Now, we will create a demonstration of real-time data visualization in Power BI. The below architecture diagram can describe the main framework of our demonstration. According to this the diagram as you can see data flow is only one way. Sensor App pushes data to Power BI over an end-point. This end-point define as Push URL by Power BI.

When we analyze the architecture diagram, it includes 3 steps;

  • Sensor collects the data
  • Sensor App captures sensor data and pushes this data to Power BI
  • Power BI handle this data create and update the dashboard information


Creating a new streaming dataset

We will sign into Power BI portal and then select a workspace and click (+) create a link. We will select Streaming dataset.

On this page, we will select API and then click Next.

In this page, we will make some definition about our stream dataset. We will describe the structure of stream dataset and will define the data type of fields, which will be in JSON format. We will define a very simple dataset. This stream dataset only includes speed and date.

At the bottom of the page, you will see a Historic Data Analysis option. When this option is disabled it means streaming dataset stores in a temporary cache for a little time. But when we enable this option this data will start to store. But it has some limitations to post rows, including:

  • 75 max columns can post
  • 75 max tables can post
  • 200,000 max rows stored per table
  • 1,000,000 rows added per hour per dataset
  • And 4,000 characters per value for string column

When we click Create button, Power BI generates Push URL. We will use this URL to push stream dataset.

At this point, we will look again at the architecture diagram and explain details of Sensor app functions.

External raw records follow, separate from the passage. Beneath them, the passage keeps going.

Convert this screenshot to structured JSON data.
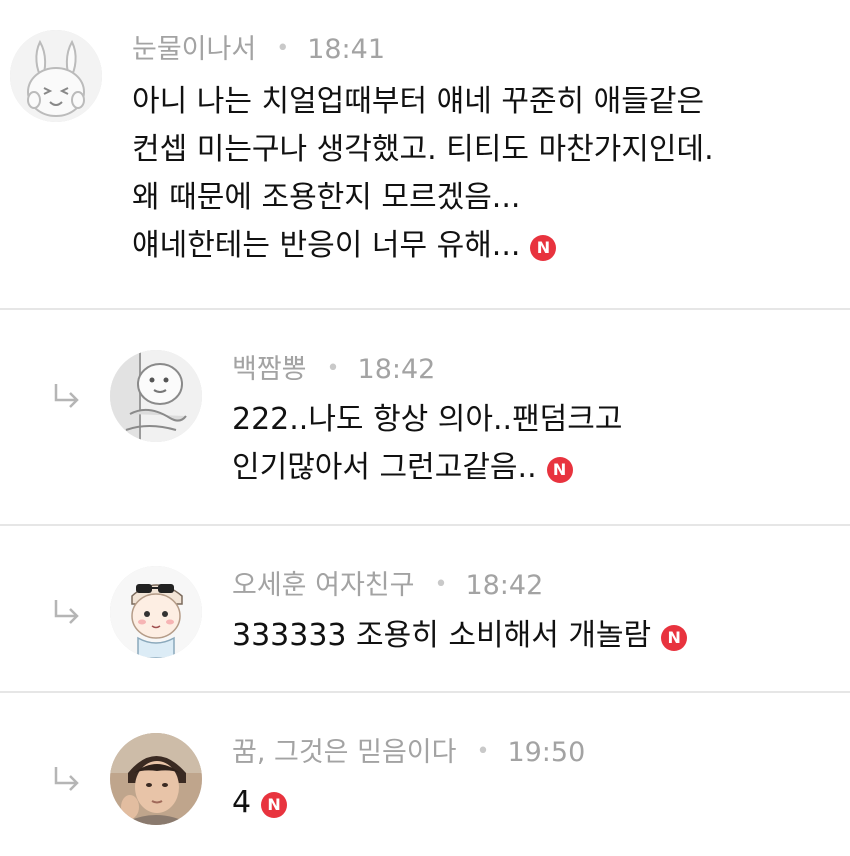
{
  "comments": [
    {
      "author": "눈물이나서",
      "separator": "•",
      "time": "18:41",
      "is_reply": false,
      "avatar": "bunny-face-icon",
      "lines": [
        "아니 나는 치얼업때부터 얘네 꾸준히 애들같은",
        "컨셉 미는구나 생각했고. 티티도 마찬가지인데.",
        "왜 때문에 조용한지 모르겠음...",
        "얘네한테는 반응이 너무 유해..."
      ],
      "badge": "N"
    },
    {
      "author": "백짬뽕",
      "separator": "•",
      "time": "18:42",
      "is_reply": true,
      "avatar": "peeking-character-icon",
      "lines": [
        "222..나도 항상 의아..팬덤크고",
        "인기많아서 그런고같음.."
      ],
      "badge": "N"
    },
    {
      "author": "오세훈 여자친구",
      "separator": "•",
      "time": "18:42",
      "is_reply": true,
      "avatar": "cartoon-boy-sunglasses-icon",
      "lines": [
        "333333 조용히 소비해서 개놀람"
      ],
      "badge": "N"
    },
    {
      "author": "꿈, 그것은 믿음이다",
      "separator": "•",
      "time": "19:50",
      "is_reply": true,
      "avatar": "profile-photo",
      "lines": [
        "4"
      ],
      "badge": "N"
    }
  ],
  "colors": {
    "badge": "#e8333e",
    "meta_text": "#a3a3a3",
    "body_text": "#111111",
    "divider": "#e6e6e6"
  }
}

  • Sensor app will convert sensor data to JSON format
  • Sensor app will send data to Power BI over push data URL
  • Now, we will create a synthetic sensor app with app creates random speed values and sends to Power BI push data URL.
  • Open console application in Visual Studio

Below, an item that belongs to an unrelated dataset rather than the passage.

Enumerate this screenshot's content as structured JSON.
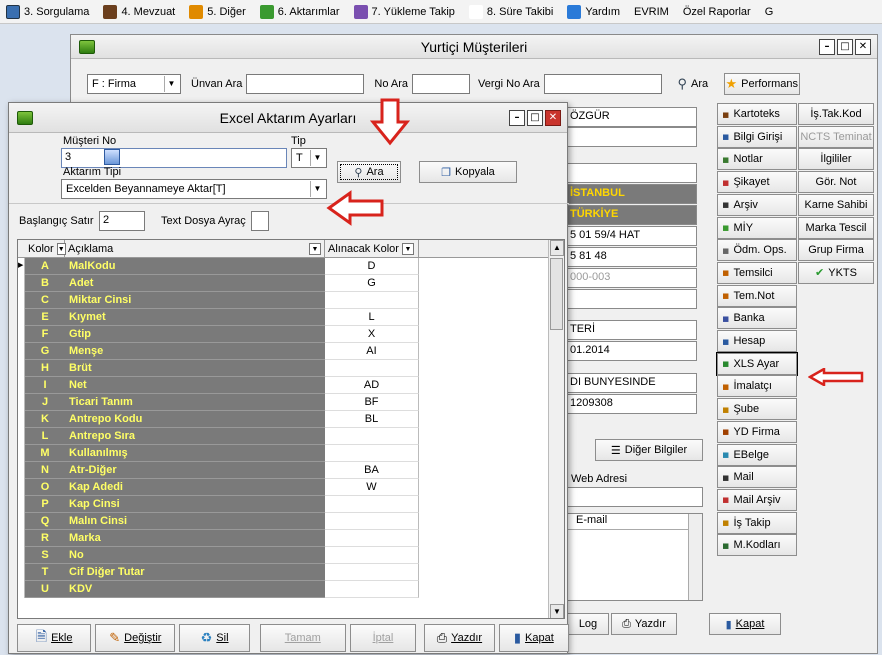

  • Add Json.NET and System.Net.Http references.

  • Paste this small dummy code to visual studio code pane

  • Run console application

This code generates random speed data and pushes to Power BI over push URL. If you look at the structure of data which created by console application is the same as the Power BI JSON template.

Create dashboard

After completing these steps, we can start to develop the dashboard. In this dashboard, we will create gauge which shows to speed and will create line chart which visualizes speed and date interaction.

We will click (+) Create and chose dashboard.

We will define dashboard name and click Create

We will click + Add tile and then select REAL-TIME DATA (Custom Streaming Data), click Next

In this Add a custom streaming data tile page, we will choose our streaming dataset which we created at the beginning of demo and then click Next.

In this page, we will choose our dashboard component. In the first step, we will add Gauge. We will set speed value to value field. We will click Next.

In Tile details page we will set the gauge Title and Subtitle. At the same time, we can enable Set Custom Link. This option is offered when we click gauge so it can redirect any link. We will click Apply.

Finally, our gauge is ready.

Now, we will add line chart. In Add a custom streaming data tile page chose Line chart. In the Axis field select Date field and in the Values field select speed.

In this step, we will select Phone view and we can see the suitable phone view.


In this article, we discussed real-time data virtualization in Power BI. In fact, this feature is very powerful feature for Power BI because it allows us to connect and track IOT sensors values in web or mobile, especially to visualize sensor data in real-time via mobile devices.. In short, real-time streaming in Power BI is very useful and productive for users and this feature, combined with a cloud-based architecture, allows us unlimited accessibility.


Esat Erkec

About Esat Erkec

Esat Erkec is a SQL Server professional who began his career 8+ years ago as a Software Developer. He is a SQL Server Microsoft Certified Solutions Expert. Most of his career has been focused on SQL Server Database Administration and Development. His current interests are in database administration and Business Intelligence. You can find him on LinkedIn. View all posts by Esat Erkec